- **GOAL OF THE EXERCISE**
Count every line in the entries below that contains the word "created", and give only that number.

------ DATASET EXCERPTS

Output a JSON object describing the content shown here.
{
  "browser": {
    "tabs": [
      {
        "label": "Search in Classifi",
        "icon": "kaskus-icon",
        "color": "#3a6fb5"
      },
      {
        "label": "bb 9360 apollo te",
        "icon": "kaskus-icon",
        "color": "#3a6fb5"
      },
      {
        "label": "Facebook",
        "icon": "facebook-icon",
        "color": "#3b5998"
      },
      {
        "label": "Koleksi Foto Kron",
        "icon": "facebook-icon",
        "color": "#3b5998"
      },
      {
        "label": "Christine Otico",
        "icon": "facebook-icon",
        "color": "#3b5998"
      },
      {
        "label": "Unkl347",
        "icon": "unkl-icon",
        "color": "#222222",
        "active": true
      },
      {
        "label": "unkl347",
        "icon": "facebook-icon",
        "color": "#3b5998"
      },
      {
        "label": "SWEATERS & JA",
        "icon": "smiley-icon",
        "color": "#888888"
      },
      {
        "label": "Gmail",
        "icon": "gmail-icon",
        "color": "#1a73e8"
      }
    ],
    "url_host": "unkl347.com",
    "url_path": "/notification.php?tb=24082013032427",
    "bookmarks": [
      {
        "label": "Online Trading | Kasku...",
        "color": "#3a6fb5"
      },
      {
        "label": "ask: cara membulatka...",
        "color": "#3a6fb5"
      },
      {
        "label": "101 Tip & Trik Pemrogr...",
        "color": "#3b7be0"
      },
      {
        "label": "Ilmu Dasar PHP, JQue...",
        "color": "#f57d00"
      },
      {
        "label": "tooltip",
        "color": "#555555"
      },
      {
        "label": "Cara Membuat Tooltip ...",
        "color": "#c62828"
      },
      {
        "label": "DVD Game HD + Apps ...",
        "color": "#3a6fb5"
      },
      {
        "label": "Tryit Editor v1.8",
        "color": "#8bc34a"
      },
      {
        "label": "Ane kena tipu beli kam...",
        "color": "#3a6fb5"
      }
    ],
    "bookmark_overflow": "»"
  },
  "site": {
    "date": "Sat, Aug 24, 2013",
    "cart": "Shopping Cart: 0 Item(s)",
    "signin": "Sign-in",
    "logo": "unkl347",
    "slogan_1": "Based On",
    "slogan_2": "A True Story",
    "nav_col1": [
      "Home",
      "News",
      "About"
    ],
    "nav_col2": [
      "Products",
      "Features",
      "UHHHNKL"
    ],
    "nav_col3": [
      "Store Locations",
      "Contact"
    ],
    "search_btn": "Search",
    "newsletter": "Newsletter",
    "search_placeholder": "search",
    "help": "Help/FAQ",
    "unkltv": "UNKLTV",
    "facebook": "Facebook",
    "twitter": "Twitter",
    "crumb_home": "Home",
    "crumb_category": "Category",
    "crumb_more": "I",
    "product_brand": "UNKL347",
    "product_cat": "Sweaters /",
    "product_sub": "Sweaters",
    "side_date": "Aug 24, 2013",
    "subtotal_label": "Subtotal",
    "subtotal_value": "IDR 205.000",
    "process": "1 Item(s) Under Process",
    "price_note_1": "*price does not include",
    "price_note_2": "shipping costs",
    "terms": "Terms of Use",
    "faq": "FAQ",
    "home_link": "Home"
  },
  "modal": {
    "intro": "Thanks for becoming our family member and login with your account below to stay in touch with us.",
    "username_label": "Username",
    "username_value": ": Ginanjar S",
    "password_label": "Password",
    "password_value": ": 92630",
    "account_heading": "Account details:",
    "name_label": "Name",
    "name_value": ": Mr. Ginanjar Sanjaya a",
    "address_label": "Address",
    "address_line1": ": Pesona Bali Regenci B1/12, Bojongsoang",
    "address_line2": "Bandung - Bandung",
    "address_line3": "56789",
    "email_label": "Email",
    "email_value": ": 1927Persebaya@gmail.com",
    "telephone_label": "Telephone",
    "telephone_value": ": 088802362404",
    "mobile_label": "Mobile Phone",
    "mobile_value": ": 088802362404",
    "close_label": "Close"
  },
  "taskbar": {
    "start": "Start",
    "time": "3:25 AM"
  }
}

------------
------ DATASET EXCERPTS

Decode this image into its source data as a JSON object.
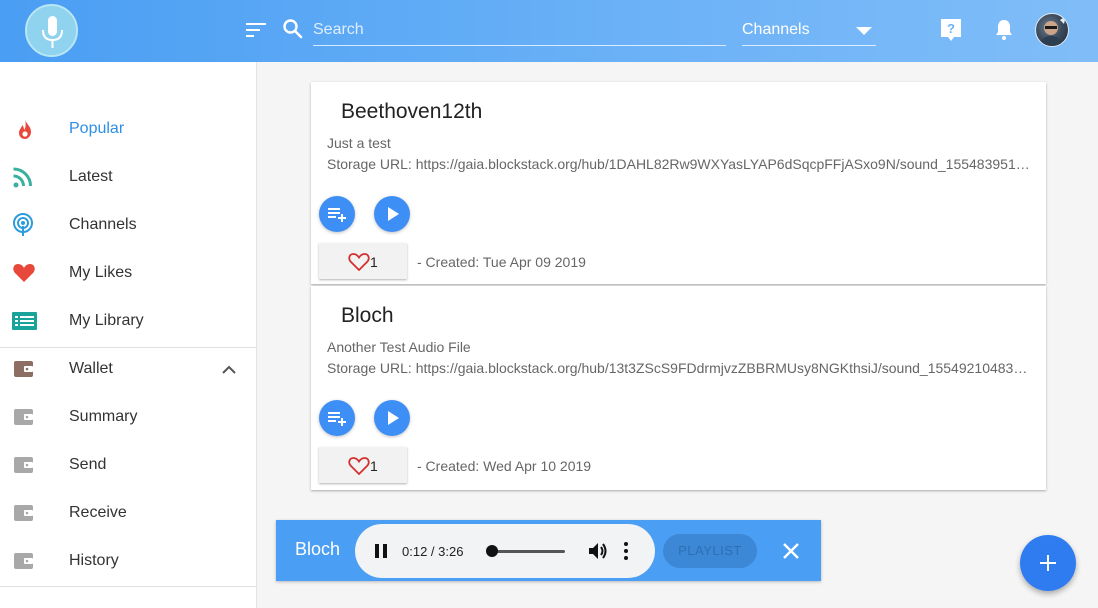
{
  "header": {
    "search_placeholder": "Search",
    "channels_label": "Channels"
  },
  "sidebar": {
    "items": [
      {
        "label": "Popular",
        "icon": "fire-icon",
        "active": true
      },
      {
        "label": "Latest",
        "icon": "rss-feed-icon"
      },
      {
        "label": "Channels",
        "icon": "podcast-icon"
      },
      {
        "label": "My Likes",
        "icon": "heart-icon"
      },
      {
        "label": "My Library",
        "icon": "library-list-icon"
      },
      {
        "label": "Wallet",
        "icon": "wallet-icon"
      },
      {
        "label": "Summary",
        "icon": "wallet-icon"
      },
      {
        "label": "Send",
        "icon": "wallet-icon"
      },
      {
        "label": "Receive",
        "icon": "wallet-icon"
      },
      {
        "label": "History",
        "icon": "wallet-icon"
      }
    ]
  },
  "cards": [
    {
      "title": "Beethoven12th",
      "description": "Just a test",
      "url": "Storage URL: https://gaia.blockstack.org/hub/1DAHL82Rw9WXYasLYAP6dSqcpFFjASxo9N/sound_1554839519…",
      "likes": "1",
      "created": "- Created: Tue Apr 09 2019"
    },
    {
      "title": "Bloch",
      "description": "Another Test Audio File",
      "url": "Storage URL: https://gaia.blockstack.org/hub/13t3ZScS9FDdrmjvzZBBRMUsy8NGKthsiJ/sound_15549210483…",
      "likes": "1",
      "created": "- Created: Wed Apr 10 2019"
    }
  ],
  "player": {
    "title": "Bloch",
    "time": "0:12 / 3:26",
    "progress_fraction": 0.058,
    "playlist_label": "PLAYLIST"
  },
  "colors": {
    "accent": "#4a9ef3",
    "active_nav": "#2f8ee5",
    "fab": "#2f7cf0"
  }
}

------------

- **WRITTEN RESPONSE**
2